With a focus on boosting new housing construction, the NSW
Government recently released its Budget for 2011-2012.
From 1 January 2012, First Home Plus exemptions and concessions
will be replaced by the First Home - New Home Scheme.
Currently, eligible purchasers will pay no stamp duty on any
homes valued up to $500,000 and there are concessions on duty for
homes valued between $500,000 and $600,000.
Under the new scheme, eligible first homebuyers will continue to
receive the $7,000 first home owner's grant. However, now
there will only be a stamp duty exemption for agreements for sale
or transfers entered into or after 1 January 2012 where the
acquisition is of a newly constructed home, including
'off the plan'.
A full stamp duty exemption will be available for eligible first
home buyers purchasing a newly built home costing up to $500,000
and there will be partial stamp duty exemptions for homes costing
between $500,000 and $600,000.
Eligible purchasers buying a vacant block of residential land to
build their home will pay no duty on vacant land up to $300,000,
and will receive concessions on duty for vacant land valued between
$300,000 and $450,000.
To clarify, the exemption will be available for eligible first
home buyers purchasing:
a vacant block of residential land intended to be the site of a
first home. There is no time limit on how long it takes to commence
or complete building the home. It is sufficient that the Chief
Commissioner is satisfied that the vacant block is intended to be
used as the site of a new home to be occupied by the first home
a new home (that is a home that has not been previously occupied
or sold as a place of residence); and
a substantially renovated home. That is a home where
substantially all of the building has been removed or replaced (in
accordance section 40-75(1)(b) of A New Tax System (Goods and
Services Tax) Act 1999 Cth) and which has not previously been
occupied or sold as a place of residence.
The definition of an eligible purchaser is much the same as
under the current First Home Plus scheme and provides than an
eligible purchaser is one that is a natural person (i.e. not a
company or trust) at least 18 years of age who has not, and whose
spouse/de facto has not:
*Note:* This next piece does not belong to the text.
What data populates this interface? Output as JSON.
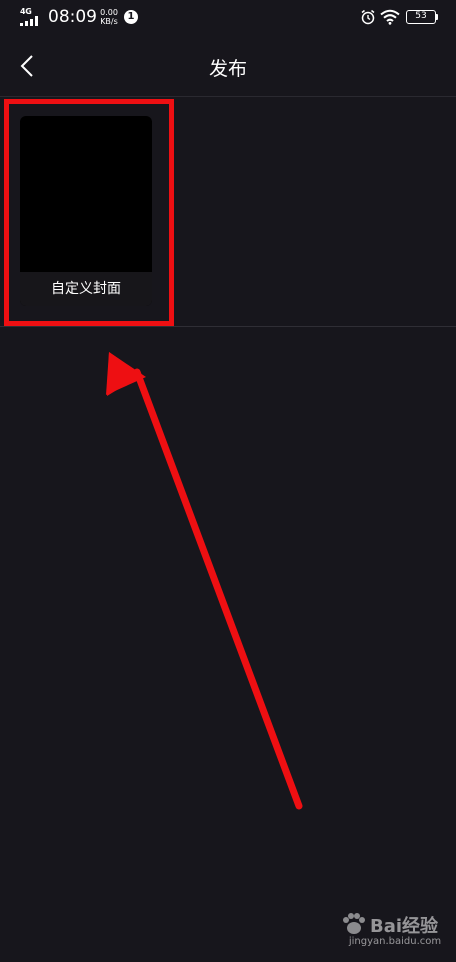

at any time owned (either solely or with someone else)
residential property in Australia; and
at any time been the holder (either solely or with someone
else) of a leasehold interest granted by the Commonwealth in
residential property in the Australian Capital Territory.
An actuarial review of the Invensys Australia Superannuation Fund showed it to be in surplus to the tune of $189.2 million. In mid 2003, the Invensys Group proposed to the trustee that the surplus be repatriated to the principal employer in the group.
Lenders in New South Wales breathed a sigh of relief earlier this month when the Supreme Court ruled in Bank of Western Australia Ltd v. Primanzon  NSWSC 862 that two part-time commercial property investors could not claim relief under the Contracts Review Act 1980 (NSW) because the loans advanced to them were entered into in the course of a trade, business or profession carried on by them.
A key aspect of an innovation culture is keeping it active at all levels of management, from teams to board meetings.
Some comments from our readers… “The articles are extremely timely and highly applicable” “I often find critical information not available elsewhere” “As in-house counsel, Mondaq’s service is of great value”
Register for Access and our Free Biweekly Alert for
This service is completely free. Access 250,000 archived articles from 100+ countries and get a personalised email twice a week covering developments (and yes, our lawyers like to think you’ve read our Disclaimer).